Solar space sails are real, and Bill Nye and Neil deGrasse Tyson are stoked
Solar sailing sounds cool. Solar sailing in space sounds like the kind of crazy sci-fi fantasy that would have Bill Nye busting out of his bow tie.
But it’s real! In fact, one of the first U.S. solar sails launched on NASA’s Atlas V shuttle just this morning (Japan also launched one a few years ago), and Nye himself was down in Florida to watch (don’t worry — he managed to hold on to his bow tie):
Actually, Nye wasn’t just there as a spectator. He and his colleagues at the Planetary Society, a public nonprofit space organization, have been working on project LightSail for a while.

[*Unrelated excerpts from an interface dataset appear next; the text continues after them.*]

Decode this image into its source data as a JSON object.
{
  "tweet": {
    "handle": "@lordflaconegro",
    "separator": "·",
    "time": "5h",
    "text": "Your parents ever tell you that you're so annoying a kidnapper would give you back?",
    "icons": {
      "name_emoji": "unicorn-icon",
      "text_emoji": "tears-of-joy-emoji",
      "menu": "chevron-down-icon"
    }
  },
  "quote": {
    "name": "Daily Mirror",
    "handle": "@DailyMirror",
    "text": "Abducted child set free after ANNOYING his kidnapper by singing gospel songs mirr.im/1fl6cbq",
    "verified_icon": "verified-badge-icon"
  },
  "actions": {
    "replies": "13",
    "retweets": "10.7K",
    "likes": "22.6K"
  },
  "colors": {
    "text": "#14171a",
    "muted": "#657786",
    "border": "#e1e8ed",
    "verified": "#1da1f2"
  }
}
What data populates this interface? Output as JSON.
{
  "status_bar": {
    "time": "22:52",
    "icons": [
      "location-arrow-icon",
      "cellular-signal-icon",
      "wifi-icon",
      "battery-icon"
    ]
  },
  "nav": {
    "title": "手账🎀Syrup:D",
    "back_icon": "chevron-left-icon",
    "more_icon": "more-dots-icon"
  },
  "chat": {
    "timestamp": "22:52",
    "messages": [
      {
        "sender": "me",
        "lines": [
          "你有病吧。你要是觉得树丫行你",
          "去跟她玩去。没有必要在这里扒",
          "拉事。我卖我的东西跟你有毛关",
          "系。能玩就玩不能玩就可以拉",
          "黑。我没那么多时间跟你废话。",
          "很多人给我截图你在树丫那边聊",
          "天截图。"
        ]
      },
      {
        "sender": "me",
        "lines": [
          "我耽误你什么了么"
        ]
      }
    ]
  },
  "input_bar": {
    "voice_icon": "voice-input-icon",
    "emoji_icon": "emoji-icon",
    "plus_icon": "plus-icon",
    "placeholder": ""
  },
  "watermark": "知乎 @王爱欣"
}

Their goal is to build lightweight spacecrafts about the size of bread loaves that propel themselves through space using 344 square-foot solar sails, rather than chemical fuel. Ultimately, the Planetary Society hopes that space sails could be a reliable, low-cost way to propel all kinds of little satellites, or CubeSats, through space.
And just to be clear — these sails are actual sails, not just solar panels. Nye and Neil deGrasse Tyson do a pretty good job explaining the science behind the sails in the video above (yes, this already cool project is also crowd-funded, and actually, they do an awesome job explaining the science, because they’re Bill Nye and Neil deGrasse Tyson). But here’s the quick and dirty: Light is composed of particles called photons. Those photons don’t have mass, but they do have momentum. And when they reflect off the shiny mylar surface of a solar sail, some of that momentum gets transferred to the sail, thus pushing it and its tiny spacecraft through space.
Today’s launch was just a test of the sail’s deployment mechanism, but the Planetary Society plans to actually put one of these puppies in orbit next year. It’ll be attached to Prox-1, a small autonomous satellite designed to inspect other spacecrafts. Prox-1 will launch on a SpaceX rocket called Falcon Heavy. (An NGO-built solar sail launching on a privately owned rocket — the future of space exploration is looking pretty interesting!)
To add to all that awesome, consider this: The project is actually the realization of an old idea that Carl Sagan was talking about way back in the ’70s. Here he is explaining solar sails to Johnny Carson:
Oh, and in case you’re interested: Atlas V also took a secret government space plane into orbit this morning. No one really knows what the plane is for, but according to The New York Times, the government promises it’s not for firing secret space weapons.